#### [Data records for software interfaces]
=== Section Start ===
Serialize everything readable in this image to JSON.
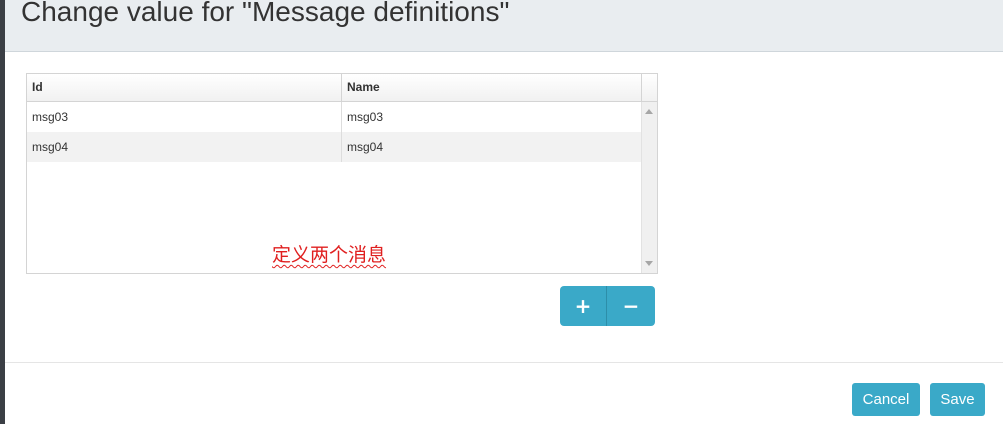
{
  "dialog": {
    "title": "Change value for \"Message definitions\""
  },
  "table": {
    "columns": [
      "Id",
      "Name"
    ],
    "rows": [
      {
        "id": "msg03",
        "name": "msg03"
      },
      {
        "id": "msg04",
        "name": "msg04"
      }
    ]
  },
  "annotation": {
    "text": "定义两个消息",
    "color": "#e02020"
  },
  "controls": {
    "add_icon": "plus-icon",
    "add_glyph": "+",
    "remove_icon": "minus-icon",
    "remove_glyph": "−"
  },
  "footer": {
    "cancel_label": "Cancel",
    "save_label": "Save"
  },
  "colors": {
    "accent": "#3aa9c8",
    "header_bg": "#e9edf0"
  }
}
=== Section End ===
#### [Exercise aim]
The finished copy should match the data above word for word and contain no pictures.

#### [Problem solution]
Serialize everything readable in this image to JSON.
{
  "dialog": {
    "title": "Change value for \"Message definitions\""
  },
  "table": {
    "columns": [
      "Id",
      "Name"
    ],
    "rows": [
      {
        "id": "msg03",
        "name": "msg03"
      },
      {
        "id": "msg04",
        "name": "msg04"
      }
    ]
  },
  "annotation": {
    "text": "定义两个消息",
    "color": "#e02020"
  },
  "controls": {
    "add_icon": "plus-icon",
    "add_glyph": "+",
    "remove_icon": "minus-icon",
    "remove_glyph": "−"
  },
  "footer": {
    "cancel_label": "Cancel",
    "save_label": "Save"
  },
  "colors": {
    "accent": "#3aa9c8",
    "header_bg": "#e9edf0"
  }
}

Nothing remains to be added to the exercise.